FINANCIAL POWER OF ATTORNEY
If you become incapacitated, who will be deputized with giving directions? For individual accounts, this responsibility often falls to the agent named under your durable power of attorney.
Some provisions to consider:
Gifts. Does the document authorize the agent to make gifts? If you are not supporting other family members and do not face an estate tax, is such a provision warranted? Too often the gift provision is boilerplated and has little relevance to your circumstances.
Investments. Many power of attorney documents do not make mention of investments beyond a general authorization to conduct banking or securities transactions. If you have existing holdings or unique investments, will the general investment directions permit those to be continued?
Many Agents try to continue whatever investment plan you might already have been pursuing. But unless the power of attorney document permits such a path, the agent might be held to the standards of a prudent investor with appropriate diversification.
WILLS AND REVOCABLE TRUSTS

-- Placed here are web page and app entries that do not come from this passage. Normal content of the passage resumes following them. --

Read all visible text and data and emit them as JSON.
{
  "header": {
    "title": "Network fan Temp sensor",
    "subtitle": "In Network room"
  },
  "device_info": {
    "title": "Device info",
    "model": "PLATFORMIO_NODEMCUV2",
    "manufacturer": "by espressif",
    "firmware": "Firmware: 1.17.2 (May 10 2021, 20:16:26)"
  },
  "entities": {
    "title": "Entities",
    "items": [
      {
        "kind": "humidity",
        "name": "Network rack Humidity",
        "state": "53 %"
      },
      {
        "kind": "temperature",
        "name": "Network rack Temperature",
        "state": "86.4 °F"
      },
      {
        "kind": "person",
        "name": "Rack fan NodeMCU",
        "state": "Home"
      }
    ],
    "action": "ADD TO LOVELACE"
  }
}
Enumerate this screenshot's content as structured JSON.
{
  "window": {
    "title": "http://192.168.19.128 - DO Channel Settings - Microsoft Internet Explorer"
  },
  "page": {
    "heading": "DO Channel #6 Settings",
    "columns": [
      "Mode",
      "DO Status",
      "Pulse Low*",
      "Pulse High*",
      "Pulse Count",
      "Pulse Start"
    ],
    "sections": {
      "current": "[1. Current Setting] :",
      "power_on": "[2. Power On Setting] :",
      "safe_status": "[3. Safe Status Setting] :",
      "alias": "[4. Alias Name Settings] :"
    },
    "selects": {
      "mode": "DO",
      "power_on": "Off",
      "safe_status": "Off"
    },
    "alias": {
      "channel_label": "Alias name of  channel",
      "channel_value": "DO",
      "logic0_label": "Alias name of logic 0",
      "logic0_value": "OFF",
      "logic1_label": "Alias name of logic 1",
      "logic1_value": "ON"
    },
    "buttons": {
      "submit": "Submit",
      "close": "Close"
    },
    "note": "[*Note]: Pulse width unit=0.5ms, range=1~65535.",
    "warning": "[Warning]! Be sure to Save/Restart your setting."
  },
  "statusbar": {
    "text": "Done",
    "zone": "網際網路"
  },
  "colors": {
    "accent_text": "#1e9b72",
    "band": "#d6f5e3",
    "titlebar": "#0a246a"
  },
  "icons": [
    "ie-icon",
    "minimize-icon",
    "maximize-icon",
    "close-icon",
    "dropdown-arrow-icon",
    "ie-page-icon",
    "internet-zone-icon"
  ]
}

A will – or in many instances a “pour-over will” that pours assets into a trust created during your lifetime – provides for the disposition of assets upon your death. In many instances, the bequests are made into trust for various beneficiaries.
Standards. What investment standard does the document require? You should review these provisions ahead of time, as the document may hold some odd standards that might conflict with the investment policy pursued by you, or that might be inappropriate for an heir. Does the investment provision permit the present plan?
If a beneficiary has a particular need, be certain that the investment provisions permit it to be addressed. Too often, lawyers draft these provisions relying on standard clauses, without know what investment approaches you actually wants.
Taxes. Consider the tax consequences of any trusts created upon your death. Which states might tax them? Is there sufficient flexibility to change trustees or take other steps to diminish or avoid state taxes?
Strategies. A common estate planning strategy upon the death of a spouse is to fund a bypass or credit shelter trust. The remaining assets would pass to a trust qualifying for the estate tax marital deduction.
It is common for individuals to create irrevocable trusts that are taxed to the client for income tax purposes (grantor trust).
Perhaps most of these should include a swap power so that you, the grantor can return appreciated assets to the estate in exchange for cash. That maintains the same estate tax benefits but facilitates bringing appreciated assets into your estate to provide for an increase in income tax basis upon your death.
If this power is missing, it is suggested that you review with the attorney whether it can be added through a decanting (that is, a merger) of the trust. Without a swap power, maximization of the net of income tax returns for the family can be hindered.
Many irrevocable trust will include an annual demand, or Crummey power. This provision has the trustee give notice to the beneficiaries when gifts are made to the trust, so that they can qualify for the annual gift exclusion.
Even if you will not face an estate tax, it is necessary to meet these criteria to avoid having to file a gift tax return.
LLCs AND MORE
It’s common for individuals to hold investment assets in LLCs and family limited partnerships (FLP). Such entities can provide management, control, asset protection and other benefits.
While most, if not all, trusts include some type of investment provisions, typical LLC and FLP forms may not.
But many LLCs don’t have a manager. Instead, decisions are made by the members.
“ALL PROGESS TAKES PLACE OUTSIDE
THE COMFORT ZONE.”
-MICHAL JOHN BOBAK-